By Anthony Pego
Opening day is upon us Okc-based minor league baseball fans (April 9th), and in the name of avoiding spring cleaning we all dust off our fitted hats and foam fingers this time of year. Due to a series of home break-ins over the last year here at Boo Science Labs I’ve felt somewhat cursed, and have become somewhat superstitious. For this reason I have begun researching the best method by which we new OKC Dodgers (formerly the RedHawks) fans may avoid accidentally attracting a curse placed upon our recently rebranded minor-league baseball team.
It turns out a long, long time ago, in a Wrigley Field far away, a man named Billy Sianis, who owned a goat bar, bought himself and his goat both tickets for a Cubbies and Detroit Tigers World Series baseball game. The goat was denied entry at the Wrigley Field gate, and upon being tied to a stake outside, the most controversial and fruitful curse ever placed on a sports team blanketed the Cubs quest for diamond dominance in a World Series.
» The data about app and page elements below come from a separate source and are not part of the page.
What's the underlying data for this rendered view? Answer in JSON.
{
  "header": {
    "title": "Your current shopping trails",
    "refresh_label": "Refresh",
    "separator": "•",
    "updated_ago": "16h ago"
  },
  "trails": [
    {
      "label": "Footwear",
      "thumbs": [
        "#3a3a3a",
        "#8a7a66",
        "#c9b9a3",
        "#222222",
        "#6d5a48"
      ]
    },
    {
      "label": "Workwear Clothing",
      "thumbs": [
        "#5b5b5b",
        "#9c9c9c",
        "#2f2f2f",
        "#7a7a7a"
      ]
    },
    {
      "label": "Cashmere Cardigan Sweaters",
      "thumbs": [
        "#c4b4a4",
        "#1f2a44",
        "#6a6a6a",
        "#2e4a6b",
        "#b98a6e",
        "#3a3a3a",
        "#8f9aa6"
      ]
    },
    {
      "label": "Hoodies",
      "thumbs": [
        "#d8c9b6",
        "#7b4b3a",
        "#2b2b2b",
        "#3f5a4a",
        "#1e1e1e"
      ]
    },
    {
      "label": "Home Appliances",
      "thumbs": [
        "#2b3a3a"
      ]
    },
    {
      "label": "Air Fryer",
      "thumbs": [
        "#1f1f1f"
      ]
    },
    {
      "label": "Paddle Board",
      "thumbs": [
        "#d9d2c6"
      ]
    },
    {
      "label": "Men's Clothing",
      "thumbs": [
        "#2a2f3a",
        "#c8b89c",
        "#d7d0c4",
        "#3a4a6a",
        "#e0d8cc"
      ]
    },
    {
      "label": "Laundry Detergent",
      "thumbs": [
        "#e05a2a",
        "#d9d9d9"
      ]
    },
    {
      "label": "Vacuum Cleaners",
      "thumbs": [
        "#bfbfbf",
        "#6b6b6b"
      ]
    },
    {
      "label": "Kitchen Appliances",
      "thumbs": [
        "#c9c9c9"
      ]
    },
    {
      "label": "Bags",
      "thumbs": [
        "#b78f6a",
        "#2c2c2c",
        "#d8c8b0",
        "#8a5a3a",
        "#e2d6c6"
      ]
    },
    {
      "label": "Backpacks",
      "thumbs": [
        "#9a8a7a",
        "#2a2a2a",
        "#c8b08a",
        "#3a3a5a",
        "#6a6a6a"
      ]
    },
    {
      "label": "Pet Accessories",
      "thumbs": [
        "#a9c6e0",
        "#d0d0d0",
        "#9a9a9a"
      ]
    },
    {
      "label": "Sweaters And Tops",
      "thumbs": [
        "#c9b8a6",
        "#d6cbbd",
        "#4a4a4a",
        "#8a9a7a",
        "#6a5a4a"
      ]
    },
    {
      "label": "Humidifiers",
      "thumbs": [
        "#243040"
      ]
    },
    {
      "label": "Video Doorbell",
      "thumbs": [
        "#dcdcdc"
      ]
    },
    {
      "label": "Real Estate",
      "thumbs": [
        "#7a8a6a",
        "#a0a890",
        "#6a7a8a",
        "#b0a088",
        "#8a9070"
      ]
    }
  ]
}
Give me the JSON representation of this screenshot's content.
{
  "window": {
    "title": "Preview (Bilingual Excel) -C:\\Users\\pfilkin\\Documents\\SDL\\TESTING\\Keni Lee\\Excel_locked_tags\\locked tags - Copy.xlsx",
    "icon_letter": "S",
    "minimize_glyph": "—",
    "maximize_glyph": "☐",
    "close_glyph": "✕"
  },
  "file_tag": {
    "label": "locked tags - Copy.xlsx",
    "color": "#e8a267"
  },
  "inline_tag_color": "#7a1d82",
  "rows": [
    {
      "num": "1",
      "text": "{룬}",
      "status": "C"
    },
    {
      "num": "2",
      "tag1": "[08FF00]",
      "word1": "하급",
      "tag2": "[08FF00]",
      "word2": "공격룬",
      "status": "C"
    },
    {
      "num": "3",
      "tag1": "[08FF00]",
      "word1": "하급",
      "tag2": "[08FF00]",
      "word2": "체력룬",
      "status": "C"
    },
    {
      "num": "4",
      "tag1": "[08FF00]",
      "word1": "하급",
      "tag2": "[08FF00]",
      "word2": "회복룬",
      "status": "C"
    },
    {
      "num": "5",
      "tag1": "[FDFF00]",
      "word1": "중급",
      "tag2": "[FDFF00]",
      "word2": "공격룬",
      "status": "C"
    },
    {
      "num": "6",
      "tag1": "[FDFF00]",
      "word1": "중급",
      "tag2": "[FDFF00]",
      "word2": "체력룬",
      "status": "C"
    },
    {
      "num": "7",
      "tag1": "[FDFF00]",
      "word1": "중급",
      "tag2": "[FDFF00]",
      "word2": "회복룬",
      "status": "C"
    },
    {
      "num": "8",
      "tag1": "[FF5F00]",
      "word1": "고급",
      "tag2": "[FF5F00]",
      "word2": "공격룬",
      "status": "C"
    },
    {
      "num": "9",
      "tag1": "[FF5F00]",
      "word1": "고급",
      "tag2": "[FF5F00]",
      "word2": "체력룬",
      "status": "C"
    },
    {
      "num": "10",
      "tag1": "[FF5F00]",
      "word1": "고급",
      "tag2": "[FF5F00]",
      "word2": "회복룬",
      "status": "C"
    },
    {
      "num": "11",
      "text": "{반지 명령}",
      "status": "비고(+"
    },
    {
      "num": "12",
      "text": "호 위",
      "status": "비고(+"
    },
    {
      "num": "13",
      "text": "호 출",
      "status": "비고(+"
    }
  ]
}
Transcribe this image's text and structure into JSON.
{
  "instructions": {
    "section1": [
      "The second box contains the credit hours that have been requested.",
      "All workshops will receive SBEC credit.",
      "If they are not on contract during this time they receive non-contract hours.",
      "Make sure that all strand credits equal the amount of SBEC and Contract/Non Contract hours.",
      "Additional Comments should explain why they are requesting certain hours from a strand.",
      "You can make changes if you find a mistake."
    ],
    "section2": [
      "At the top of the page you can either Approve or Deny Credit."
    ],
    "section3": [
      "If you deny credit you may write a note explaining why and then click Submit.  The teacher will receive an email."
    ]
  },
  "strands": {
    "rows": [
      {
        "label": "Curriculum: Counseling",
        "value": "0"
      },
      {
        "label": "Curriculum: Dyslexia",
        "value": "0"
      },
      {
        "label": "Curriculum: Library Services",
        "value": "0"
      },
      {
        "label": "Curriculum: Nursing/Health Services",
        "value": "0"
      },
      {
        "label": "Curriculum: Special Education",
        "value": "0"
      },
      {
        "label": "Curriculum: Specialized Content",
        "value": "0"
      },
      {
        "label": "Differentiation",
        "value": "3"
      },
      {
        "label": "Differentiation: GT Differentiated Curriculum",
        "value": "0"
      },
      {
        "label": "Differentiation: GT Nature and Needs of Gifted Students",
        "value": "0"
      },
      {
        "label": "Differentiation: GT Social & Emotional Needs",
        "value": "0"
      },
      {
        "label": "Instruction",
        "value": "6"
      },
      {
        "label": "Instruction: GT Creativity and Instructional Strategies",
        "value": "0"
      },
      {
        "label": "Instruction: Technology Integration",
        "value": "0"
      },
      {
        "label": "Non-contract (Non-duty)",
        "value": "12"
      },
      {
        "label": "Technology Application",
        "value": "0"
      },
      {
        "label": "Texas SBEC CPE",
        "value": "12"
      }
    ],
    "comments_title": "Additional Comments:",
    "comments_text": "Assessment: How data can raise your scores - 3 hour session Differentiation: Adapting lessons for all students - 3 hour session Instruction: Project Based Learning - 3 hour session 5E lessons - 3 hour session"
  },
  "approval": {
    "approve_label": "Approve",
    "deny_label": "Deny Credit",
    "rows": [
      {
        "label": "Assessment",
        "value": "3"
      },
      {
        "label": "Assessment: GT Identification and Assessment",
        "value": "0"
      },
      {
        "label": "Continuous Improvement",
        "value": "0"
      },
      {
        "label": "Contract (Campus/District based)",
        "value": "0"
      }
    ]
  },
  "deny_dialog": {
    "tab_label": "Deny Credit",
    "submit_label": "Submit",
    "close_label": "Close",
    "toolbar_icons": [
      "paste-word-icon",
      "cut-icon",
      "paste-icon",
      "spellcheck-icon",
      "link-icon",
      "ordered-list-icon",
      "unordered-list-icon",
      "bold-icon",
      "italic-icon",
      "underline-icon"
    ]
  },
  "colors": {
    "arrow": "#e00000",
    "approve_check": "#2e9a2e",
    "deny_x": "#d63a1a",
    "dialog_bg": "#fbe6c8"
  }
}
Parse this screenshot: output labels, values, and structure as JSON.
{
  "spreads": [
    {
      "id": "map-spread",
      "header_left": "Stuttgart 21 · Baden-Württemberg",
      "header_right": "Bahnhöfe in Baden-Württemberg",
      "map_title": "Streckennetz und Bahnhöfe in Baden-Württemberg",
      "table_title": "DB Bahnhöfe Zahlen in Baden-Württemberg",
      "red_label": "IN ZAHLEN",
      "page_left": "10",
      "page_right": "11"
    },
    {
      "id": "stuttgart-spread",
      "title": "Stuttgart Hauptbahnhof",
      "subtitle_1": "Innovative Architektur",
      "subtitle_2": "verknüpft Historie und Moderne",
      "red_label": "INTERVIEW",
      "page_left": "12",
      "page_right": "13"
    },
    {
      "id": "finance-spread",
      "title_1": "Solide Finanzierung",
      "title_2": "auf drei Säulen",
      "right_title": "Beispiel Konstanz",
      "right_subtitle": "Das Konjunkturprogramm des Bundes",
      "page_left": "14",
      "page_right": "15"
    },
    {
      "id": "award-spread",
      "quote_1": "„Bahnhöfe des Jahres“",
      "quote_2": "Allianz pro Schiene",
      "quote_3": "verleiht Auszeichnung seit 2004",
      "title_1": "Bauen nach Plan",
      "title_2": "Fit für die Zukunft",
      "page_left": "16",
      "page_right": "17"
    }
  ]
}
After much thumbing through old Mad Magazines, the answer has become clear to me: The OKC Dodgers need some level of access to the OKC Dodgers field for goats. In my opinion, we cannot risk denying even a single goat his or her ability to enjoy American baseball, particularly in the beginning days of a franchise rollover. (That’s what we call it when we rename a baseball francise every 10 or so years, right?)
Spring is a special time for families, and for baseball. The two are most definitely not mutually exclusive, barring the few usual local statisticians and cardboard enthusiasts. Recently, in my quest to understand Twitter, I’ve grown to love a herd of goats known as the Hefner Goats, which tend to municipal needs around the Oklahoma City metro area (along with sheep and a Democrat, I’m told). Despite only having one interaction with them on said social medium, I already feel like they are nuclear family. Or at least a rung above my mom’s lazy-eyed King Charles the IIIrd Cousin Dog, or whatever.
Due to my newfound affinity for all things goat, I am considering adopting a dozen or two of the hard working Satan spawns for my personal lawn service, home security, and of course to expand the number of beloved members in my fine Oklahoma baseball loving multi-specied family. As I add goats to my already overly furry family photos, I’ll want to introduce my bearded friends to our favorite family pastime, baseball, and what better than the Oklahoma City Dodgers for their first taste of Americana and non-goat based leather?
As the Dodgers christen their Oklahoma City diamond I ask, nay I beg, them to consider allowing access to, at the very least, a small but premium hillside. Preferably just over left field (the greenest grass grows on the left side). At the very least I think a seat behind the visiting team dugout is in order, reserved for any Okie goat that might want to visit the ballpark with their family, tenders, or their personal herding dogs. Perhaps in the rare occasion that it goes unused it could be occupied by any out-of-town mascots or service animals belonging to active umpires.
Lord knows we all need someone on our side, and in my opinion the proud and all too often blue-collared goat might be just the wooly friend we need right now.
As for the catification of Harry Caray, Twitter follower @Thomas_Reese requested I turn the Cubs and all of baseball’s most beloved voice into a proud feline, and it is my honor to do so. There are some who say Harry Caray was stronger, sharper, somehow better before he sat down to chug beer and sing* songs with the Cubbie fans, but not me. I say the body will do what it may, but being with those you love, or near the field on which they play when you pass away, and having them love you back, is nothing short of a hero’s death. Ladies, gentlemen, heroes, goats and cats, play ball.